The point of the story is not that Jesus saves Peter. The point of the story is that Peter offers us a beautiful example of faith in the midst of chaos.
In our fear, we cry out and Jesus says, “Don’t be afraid.”
In our devotion, we look for Jesus and he calls to us, “Come.”
What are we called to do as the church in response to the evil of white supremacy? How is the church complicit in this evil? And what can we do to transform it?
These are hard questions. But Jesus is standing in the raging sea, patiently waiting for us. Saying, “Don’t be afraid. Come.”
Because hope is not outside of us. Hope is found within us and works through us.
There is no savior coming to save us. Our Savior already came and he gave us very clear instructions. Love God. Love your neighbor as yourself. That we believe this and we live it – that is what it means when we say that Jesus saves.
Jesus tells us that Love of God and Love of neighbor is what all this is about… all the law and the prophets. Everything that Moses was talking about. All the justice that the prophets proclaimed. Everything that’s in the Bible is all about love of God and love of neighbor. Love in action. And that Love will give us the power to walk the raging sea and reconcile us to one another again, to reconcile the world to God.
Because if it’s not about Love, it is not about God.
Peter walks out onto that water out of utter love and devotion to God. He’s not particularly great. He’s an average person, like you and me, trying to figure out this faith thing. Sometimes he gets it. Sometimes he fails.
But what is remarkable in this story is that, for a moment, he forgets his smaller, fearful self. For a moment, he forgets the possibility that the others in the boat might mock him or pressure him to stay inside the boat. He forgets, even, that the world is a raging sea around him.
Because he remembers the most important thing. He loves God. And when we love God, when we put that first in our lives, we become the hope that we seek because we can indeed perform miracles.
- Hope is the counter-protestors in Charlottesville, many of whom were clergy, willing to stand arm in arm in prayer in the face of the white supremacists who came in riot gear armed with semi-automatic weapons.
- Hope is the people who ministered at the scene and in the hospital when that car plowed into the crowd.
- Hope is every person who is now taking a deliberate oath to boldly stand up to white supremacy and the sin of racism wherever it rears its head.
- Hope is the action that we take, in the place that we choose to stand in the middle of the raging sea.
- Hope is the change of heart that comes.
- Hope is this Table of Reconciliation.
The hope, you see, is us – you and me.

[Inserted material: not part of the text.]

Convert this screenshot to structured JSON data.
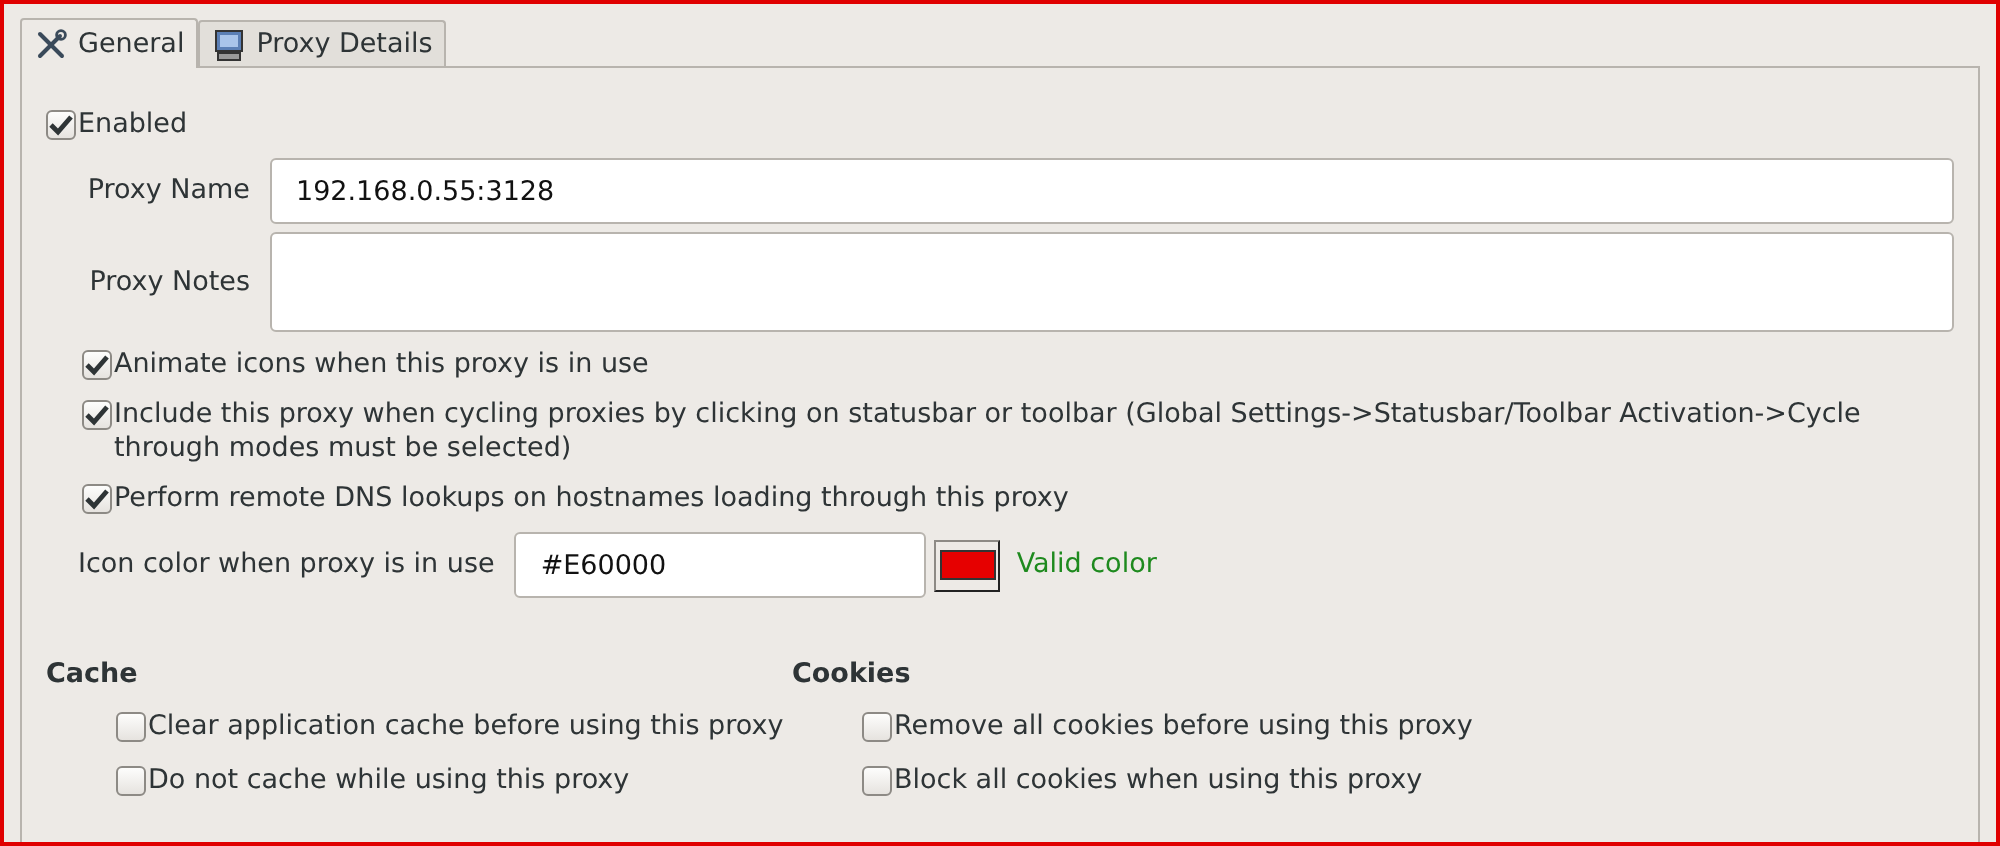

And I look at the people in this room and I know. I know that we are willing to respond to Jesus’ call to love in action. I know that we are capable of continuing to deepen our faith in the God of all life. I know that we have the compassion and sense of justice to tend to the unbreakable connection we all have to one another, regardless of skin or shape or gender or orientation or ability or age or nationality or religion.
Our hope is in us, in our devotion to something greater than ourselves and our fears and opinions. Our hope is in our devotion to God, in our commitment to love God and neighbor, and in our faith in the ability of that Love to carry us across the raging sea and reconcile us to one another once again.
We are the church. We are followers of Jesus and we can perform miracles.